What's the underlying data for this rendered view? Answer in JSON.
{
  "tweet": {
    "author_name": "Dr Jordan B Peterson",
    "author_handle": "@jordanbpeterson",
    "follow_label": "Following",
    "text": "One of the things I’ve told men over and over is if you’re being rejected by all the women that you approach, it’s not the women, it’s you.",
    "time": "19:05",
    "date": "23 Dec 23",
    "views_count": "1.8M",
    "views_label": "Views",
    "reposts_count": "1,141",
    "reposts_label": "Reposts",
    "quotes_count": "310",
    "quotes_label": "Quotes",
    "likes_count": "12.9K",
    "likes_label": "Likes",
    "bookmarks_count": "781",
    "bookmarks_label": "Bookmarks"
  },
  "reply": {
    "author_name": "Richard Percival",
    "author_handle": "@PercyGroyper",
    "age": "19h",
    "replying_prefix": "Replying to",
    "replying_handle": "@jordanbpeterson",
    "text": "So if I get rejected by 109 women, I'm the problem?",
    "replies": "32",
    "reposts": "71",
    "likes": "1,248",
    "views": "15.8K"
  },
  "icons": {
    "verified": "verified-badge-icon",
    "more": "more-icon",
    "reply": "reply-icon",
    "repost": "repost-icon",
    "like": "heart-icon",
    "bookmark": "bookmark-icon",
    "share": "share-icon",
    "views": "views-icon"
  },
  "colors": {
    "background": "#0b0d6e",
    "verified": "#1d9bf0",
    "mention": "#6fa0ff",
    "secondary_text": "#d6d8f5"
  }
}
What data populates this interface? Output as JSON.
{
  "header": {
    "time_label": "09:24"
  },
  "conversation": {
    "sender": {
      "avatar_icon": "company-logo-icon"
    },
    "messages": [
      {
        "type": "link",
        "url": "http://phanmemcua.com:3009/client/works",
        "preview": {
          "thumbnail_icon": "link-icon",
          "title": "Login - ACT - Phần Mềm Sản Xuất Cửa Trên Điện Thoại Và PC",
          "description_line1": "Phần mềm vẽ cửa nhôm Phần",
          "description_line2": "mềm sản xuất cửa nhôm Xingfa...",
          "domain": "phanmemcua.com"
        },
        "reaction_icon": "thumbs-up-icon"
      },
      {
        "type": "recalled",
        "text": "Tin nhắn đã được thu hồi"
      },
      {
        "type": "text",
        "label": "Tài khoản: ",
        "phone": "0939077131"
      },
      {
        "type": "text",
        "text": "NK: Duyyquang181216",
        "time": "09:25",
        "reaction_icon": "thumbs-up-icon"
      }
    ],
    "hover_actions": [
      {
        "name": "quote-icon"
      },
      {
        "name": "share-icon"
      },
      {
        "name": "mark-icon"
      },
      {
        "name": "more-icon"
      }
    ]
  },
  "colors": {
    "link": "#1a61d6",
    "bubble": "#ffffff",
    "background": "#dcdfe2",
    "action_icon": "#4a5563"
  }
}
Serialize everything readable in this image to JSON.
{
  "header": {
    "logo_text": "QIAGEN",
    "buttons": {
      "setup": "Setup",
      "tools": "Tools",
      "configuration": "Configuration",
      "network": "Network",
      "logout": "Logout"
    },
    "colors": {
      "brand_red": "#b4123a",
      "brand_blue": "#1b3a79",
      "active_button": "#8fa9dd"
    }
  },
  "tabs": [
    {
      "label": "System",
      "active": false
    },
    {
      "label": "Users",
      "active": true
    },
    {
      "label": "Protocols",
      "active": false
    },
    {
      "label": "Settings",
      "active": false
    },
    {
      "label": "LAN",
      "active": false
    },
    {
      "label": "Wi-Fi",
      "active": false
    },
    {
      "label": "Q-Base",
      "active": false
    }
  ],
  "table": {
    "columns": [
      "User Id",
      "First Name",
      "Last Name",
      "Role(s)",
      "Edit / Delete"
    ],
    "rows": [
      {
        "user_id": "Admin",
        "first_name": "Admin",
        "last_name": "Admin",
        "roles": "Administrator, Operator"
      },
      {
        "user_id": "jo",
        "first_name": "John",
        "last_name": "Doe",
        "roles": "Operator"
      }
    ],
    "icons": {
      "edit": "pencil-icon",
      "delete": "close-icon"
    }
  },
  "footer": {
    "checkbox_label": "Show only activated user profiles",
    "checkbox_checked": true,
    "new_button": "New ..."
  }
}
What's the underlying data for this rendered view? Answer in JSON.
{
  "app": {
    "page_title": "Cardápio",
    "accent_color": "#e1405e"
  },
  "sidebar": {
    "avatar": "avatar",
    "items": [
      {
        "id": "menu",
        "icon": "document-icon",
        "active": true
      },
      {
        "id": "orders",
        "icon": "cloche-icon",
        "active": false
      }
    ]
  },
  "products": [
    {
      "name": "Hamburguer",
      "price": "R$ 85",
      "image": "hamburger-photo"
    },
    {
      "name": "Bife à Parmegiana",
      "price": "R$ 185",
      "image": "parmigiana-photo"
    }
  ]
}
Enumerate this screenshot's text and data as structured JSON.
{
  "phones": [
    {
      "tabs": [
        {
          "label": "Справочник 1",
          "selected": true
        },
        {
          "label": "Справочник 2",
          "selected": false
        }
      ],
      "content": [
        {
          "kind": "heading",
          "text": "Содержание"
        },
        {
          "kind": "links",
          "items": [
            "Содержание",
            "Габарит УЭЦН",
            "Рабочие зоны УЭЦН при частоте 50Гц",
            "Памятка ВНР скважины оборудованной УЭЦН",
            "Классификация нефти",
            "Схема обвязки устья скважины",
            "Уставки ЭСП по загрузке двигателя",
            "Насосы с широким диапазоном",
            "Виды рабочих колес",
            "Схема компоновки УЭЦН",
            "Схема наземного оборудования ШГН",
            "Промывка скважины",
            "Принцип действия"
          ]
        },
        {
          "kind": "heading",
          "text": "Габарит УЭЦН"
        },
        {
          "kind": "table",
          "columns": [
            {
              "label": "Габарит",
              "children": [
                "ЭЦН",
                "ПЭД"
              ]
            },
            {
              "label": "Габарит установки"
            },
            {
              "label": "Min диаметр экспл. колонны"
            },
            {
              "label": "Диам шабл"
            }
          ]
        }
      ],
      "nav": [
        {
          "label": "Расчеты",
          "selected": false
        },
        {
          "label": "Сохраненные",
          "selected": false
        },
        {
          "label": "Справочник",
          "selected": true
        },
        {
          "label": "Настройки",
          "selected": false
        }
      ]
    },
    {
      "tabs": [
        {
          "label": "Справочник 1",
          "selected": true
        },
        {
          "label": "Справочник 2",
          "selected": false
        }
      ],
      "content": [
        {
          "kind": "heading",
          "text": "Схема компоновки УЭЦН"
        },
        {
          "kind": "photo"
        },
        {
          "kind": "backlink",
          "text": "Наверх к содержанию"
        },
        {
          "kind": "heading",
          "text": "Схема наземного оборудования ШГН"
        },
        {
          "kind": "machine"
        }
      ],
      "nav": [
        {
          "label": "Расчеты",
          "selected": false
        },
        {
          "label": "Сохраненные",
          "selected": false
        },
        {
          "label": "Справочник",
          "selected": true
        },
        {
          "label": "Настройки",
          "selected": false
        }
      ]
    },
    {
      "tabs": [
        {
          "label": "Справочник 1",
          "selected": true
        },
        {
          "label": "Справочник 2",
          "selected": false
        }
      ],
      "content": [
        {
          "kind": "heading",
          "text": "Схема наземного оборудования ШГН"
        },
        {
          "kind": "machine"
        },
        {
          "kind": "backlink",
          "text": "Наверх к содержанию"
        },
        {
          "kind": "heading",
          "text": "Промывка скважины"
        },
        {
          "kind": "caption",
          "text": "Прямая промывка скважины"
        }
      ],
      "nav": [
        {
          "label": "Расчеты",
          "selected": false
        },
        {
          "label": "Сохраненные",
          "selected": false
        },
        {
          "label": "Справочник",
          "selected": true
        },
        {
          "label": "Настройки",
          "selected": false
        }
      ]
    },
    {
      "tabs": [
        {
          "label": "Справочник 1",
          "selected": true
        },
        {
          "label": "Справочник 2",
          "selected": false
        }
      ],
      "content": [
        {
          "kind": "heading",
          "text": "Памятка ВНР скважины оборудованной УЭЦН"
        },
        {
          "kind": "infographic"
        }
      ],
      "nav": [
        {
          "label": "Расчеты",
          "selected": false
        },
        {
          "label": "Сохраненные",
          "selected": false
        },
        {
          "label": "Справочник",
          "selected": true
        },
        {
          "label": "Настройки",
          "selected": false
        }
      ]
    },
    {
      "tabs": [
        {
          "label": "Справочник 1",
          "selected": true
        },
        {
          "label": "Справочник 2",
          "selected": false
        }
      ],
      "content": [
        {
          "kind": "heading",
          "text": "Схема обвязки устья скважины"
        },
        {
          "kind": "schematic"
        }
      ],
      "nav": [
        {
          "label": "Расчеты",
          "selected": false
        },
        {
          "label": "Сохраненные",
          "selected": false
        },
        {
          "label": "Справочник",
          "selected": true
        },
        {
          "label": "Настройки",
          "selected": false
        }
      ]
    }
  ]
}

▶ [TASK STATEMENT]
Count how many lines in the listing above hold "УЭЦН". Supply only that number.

▶ [ANSWER BOX]
7